We need to understand who we are talking to.  Relevance is relative.  We have to go out of our way to understand our target and go out of our way to communicate to them.


was a typical summer day in Texas--about two hundred degrees with two hundred percent humidity.  I was uncomfortable and beginning to perspire when a couple of my buddies said they were making a Starbucks run.  They asked if I wanted anything.  “Great, thank you,” I said.  “How about a venti passion iced tea with two Splendas and lots of ice.”  That’s my typical order.   They returned and handed me a hot tea.  I was confused, I never drink hot tea and who drinks hot tea on a summer day in Dallas anyway?  I thought, “Know your audience!”   To be fair, they did bring me a cup of ice because they thought I must be nuts wanting hot tea in hot Texas.    I must not have been very clear.  But the point is it is often difficult to understand our audience, but relevance means we work at it.


3.  Know the times


“The “Men of Issachar...understood the times and knew what Israel should do.”--1 Chronicles 12:32


We need to know the Bible and the times.


I like this Anthony Myers quote:  “Not a lot of people know this about me, but I'm a time traveler. The only catch is that so far, I can only travel through time at the same rate everyone else is going.”


I suspect a lot of churches travel through time slower than everyone else.


Eric Hoffer suggests:  “In times of change, learners inherit the Earth, while the learned find themselves beautifully equipped to deal with a world that no longer exists.”


I don’t want to lead a church that is beautifully equipped to deal with a world that no longer exists.  So I need to know the times.


4.  Know the message


When she got flowers from her husband on their anniversary, my daughter's friend quickly opened the card. All it said was "No." What did that mean?   She called her husband, who said, "I didn't attach any message.  The florist asked if I had a message and I said, 'No.'" 


Do we have a message?  Do we know what it is?  Paul did:


“It is the opportunity to preach the Good News …”--1 Corinthians 9:17 (NLT)


Paul embraced a message of good news.  Have we?


The number one reason why people don’t go to church is they say it is irrelevant.  Reason number two is new:  the church’s anti-gay stance.  Reason number 3:  “Everyone is a hypocrite.”  Reason 4:  “All they want is my money.  And the fifth reason why people in America don’t go to church?  They say, “The church is gloomy and all they talk about is death.”

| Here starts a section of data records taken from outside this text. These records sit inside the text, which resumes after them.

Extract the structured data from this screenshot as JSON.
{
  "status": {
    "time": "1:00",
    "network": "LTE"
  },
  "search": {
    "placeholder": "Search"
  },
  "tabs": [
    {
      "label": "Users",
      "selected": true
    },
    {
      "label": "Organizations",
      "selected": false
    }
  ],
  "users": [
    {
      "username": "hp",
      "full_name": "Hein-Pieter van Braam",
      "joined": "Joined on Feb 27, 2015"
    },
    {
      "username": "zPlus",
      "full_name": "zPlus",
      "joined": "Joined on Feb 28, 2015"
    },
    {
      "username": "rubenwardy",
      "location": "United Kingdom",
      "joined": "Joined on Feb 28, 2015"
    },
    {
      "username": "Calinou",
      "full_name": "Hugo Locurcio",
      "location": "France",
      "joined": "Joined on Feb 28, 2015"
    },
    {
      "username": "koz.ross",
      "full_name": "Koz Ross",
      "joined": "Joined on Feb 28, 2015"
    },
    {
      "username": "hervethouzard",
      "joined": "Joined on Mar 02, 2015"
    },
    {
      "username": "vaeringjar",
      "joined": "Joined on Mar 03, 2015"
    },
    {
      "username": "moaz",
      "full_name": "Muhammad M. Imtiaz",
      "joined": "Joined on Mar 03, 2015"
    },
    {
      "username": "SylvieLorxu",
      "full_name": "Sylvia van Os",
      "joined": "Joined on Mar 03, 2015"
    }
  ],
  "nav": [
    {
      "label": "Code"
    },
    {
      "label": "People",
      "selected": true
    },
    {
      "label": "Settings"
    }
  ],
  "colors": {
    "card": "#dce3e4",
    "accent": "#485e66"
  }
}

Amazingly, the church is now known for bad news, when our message is supposed to be good news.  If we become known for what we are for rather than for what we are against, we’ll probably be a lot more relevant.  Let’s concentrate on the good news.

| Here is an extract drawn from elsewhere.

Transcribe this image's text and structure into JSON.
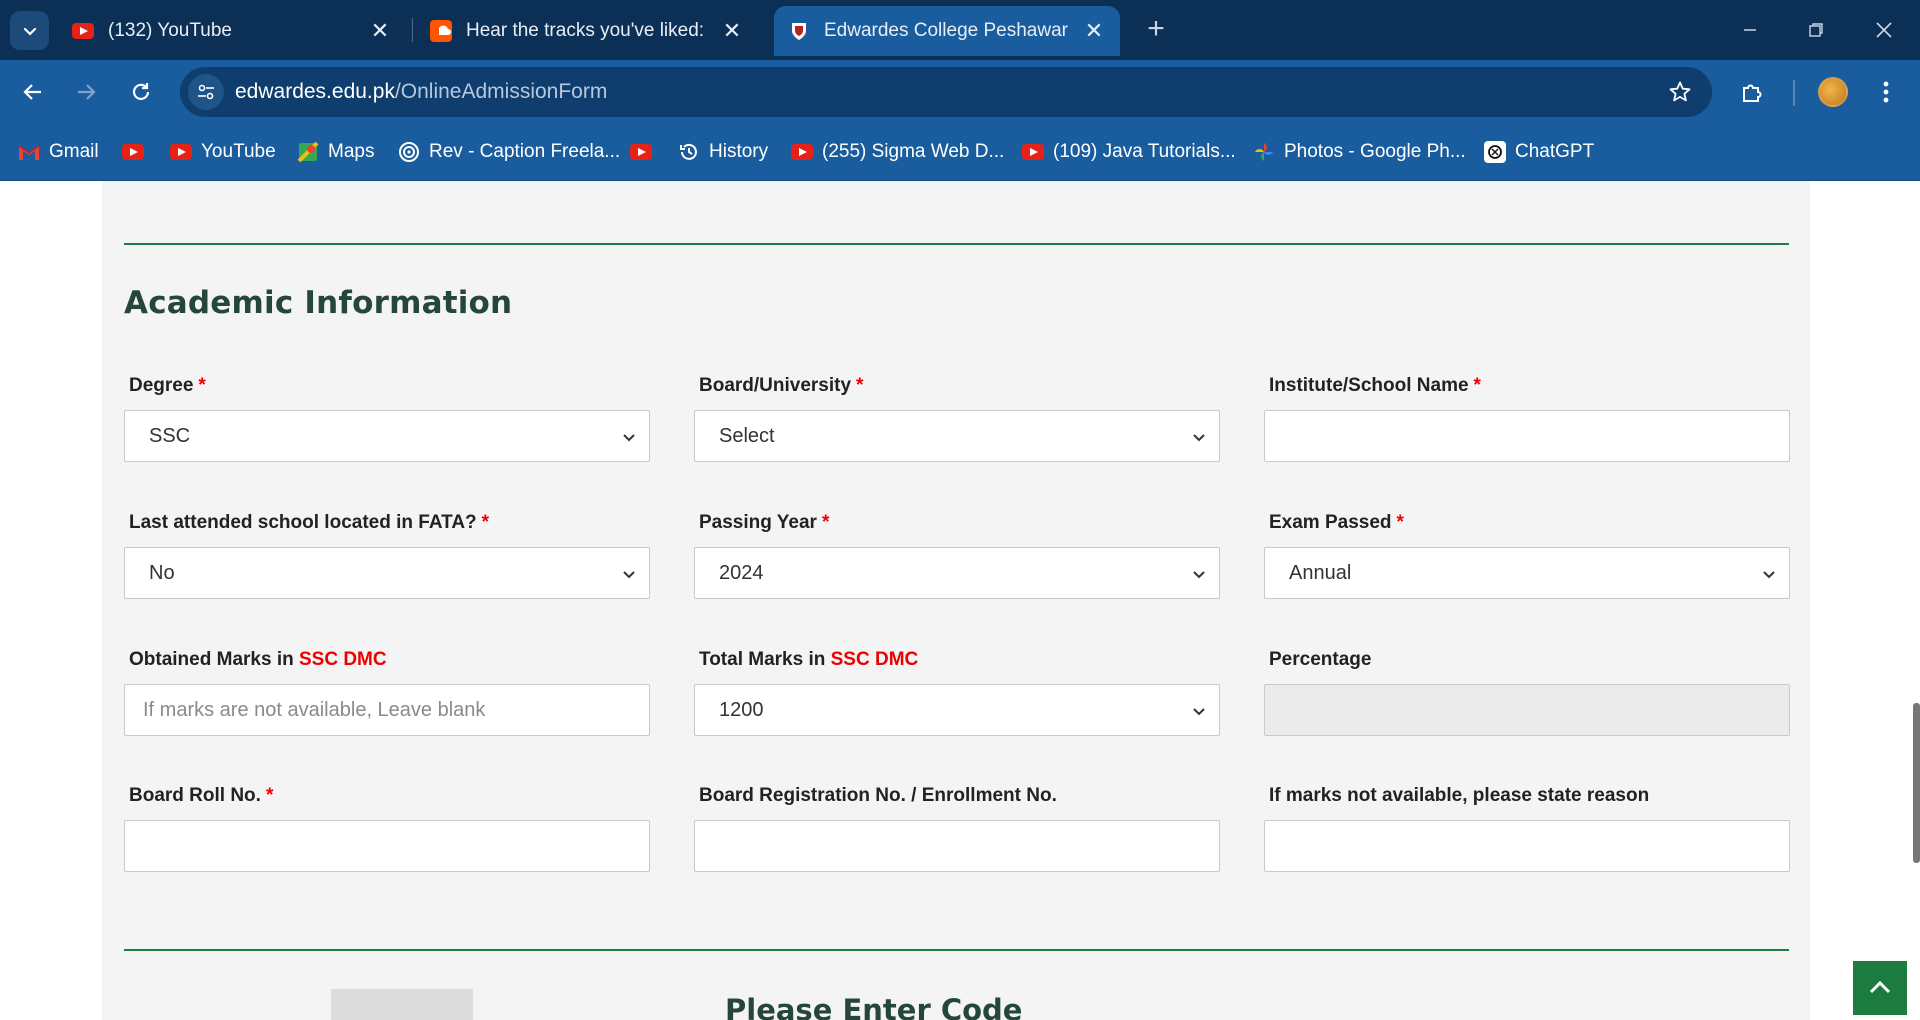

5.  Know the goal


 “I have become all things to all men so that by all possible means I might save some.”--1 Corinthians 9:22 (NIV)


Paul’s goal was not to be hip, it wasn’t to be politically correct, it wasn’t to be liked or even right.  His goal was to win people to Jesus.

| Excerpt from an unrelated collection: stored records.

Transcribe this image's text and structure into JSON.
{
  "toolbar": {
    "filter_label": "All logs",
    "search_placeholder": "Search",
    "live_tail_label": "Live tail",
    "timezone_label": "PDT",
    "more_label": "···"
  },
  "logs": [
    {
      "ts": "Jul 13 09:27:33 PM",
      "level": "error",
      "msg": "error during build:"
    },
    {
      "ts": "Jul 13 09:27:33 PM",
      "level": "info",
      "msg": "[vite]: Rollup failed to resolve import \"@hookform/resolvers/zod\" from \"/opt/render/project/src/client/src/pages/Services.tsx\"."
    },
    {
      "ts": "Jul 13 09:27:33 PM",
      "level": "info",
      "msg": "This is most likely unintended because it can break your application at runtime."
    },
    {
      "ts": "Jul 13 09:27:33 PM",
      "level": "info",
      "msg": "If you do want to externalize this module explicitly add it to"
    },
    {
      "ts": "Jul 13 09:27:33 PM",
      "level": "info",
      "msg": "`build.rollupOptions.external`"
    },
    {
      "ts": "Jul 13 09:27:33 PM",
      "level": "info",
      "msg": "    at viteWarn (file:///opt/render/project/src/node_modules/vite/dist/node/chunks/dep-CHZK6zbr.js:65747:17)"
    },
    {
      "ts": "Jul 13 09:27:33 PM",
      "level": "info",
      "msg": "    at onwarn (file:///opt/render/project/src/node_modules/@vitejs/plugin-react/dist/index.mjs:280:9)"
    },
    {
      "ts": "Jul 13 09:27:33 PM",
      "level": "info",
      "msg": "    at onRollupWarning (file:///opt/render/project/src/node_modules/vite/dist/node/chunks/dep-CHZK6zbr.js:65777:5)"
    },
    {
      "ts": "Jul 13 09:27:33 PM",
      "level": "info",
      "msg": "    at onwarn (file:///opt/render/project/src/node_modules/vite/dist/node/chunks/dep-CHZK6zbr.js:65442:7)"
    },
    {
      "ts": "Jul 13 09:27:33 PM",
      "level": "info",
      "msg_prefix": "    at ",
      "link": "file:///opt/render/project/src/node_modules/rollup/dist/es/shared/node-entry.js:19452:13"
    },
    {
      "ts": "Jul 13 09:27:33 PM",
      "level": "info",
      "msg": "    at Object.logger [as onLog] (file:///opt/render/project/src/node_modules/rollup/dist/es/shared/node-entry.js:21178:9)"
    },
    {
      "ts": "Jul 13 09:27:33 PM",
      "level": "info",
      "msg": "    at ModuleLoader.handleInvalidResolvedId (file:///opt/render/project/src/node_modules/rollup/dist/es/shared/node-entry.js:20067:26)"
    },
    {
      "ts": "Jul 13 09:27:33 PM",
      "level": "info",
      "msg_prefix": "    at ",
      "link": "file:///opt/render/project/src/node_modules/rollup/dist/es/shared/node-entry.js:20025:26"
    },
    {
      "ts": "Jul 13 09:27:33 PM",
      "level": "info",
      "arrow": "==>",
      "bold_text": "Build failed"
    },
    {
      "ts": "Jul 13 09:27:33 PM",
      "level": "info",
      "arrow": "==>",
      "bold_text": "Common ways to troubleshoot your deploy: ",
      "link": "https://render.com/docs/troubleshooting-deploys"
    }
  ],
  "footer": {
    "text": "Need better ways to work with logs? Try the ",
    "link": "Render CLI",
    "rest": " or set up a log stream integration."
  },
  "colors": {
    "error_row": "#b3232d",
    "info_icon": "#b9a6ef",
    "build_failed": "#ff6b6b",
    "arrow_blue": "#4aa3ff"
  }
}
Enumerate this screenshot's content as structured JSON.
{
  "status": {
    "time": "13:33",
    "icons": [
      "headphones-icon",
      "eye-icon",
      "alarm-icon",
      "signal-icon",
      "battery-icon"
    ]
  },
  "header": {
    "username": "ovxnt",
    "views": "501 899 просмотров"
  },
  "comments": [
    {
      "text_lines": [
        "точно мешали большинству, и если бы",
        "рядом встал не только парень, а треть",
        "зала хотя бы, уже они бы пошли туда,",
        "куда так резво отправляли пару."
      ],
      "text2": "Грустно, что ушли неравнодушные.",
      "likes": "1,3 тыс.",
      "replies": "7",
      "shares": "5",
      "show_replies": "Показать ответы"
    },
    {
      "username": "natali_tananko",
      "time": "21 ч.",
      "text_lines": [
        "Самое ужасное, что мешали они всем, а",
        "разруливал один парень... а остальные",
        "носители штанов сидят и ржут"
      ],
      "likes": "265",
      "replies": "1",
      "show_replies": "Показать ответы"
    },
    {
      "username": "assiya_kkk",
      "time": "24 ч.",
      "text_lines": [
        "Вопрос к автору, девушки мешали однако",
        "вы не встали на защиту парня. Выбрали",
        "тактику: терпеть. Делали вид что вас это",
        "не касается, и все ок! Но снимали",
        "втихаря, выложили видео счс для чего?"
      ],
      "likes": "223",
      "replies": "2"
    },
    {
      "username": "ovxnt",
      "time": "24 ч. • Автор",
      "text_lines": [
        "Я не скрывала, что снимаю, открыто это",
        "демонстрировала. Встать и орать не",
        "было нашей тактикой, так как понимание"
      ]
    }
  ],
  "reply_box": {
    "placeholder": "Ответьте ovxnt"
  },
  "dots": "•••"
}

Now we know that Paul doesn’t win them, you and I don’t win them--God does. 


“I do all this for the sake of the Gospel, that I may share in its blessings. Do you not know that in a race all the runners run, but only one gets the prize? Run in such a way as to get the prize.” 1 Corinthians 9:23-24 (NIV)


Paul knows God wins them, but he also knows he is a partner in the process and he takes his responsibility seriously and with a sense of urgency.


Henry Trumbull made this sobering observation:  “Unless a man is ready to work for the salvation of others, it may be questioned whether or not he himself is saved.  He who wants only enough religion to save himself is not likely to have even that much.”


That’s tough stuff.  But perhaps if we, like Paul, were so committed to outreach that we would do anything short of sinning to save folks, we might be even more effective. 


So let’s continue to know our role, know our audience, know the times, know the message and know the goal--all of that will go a long way toward helping us stay relevant.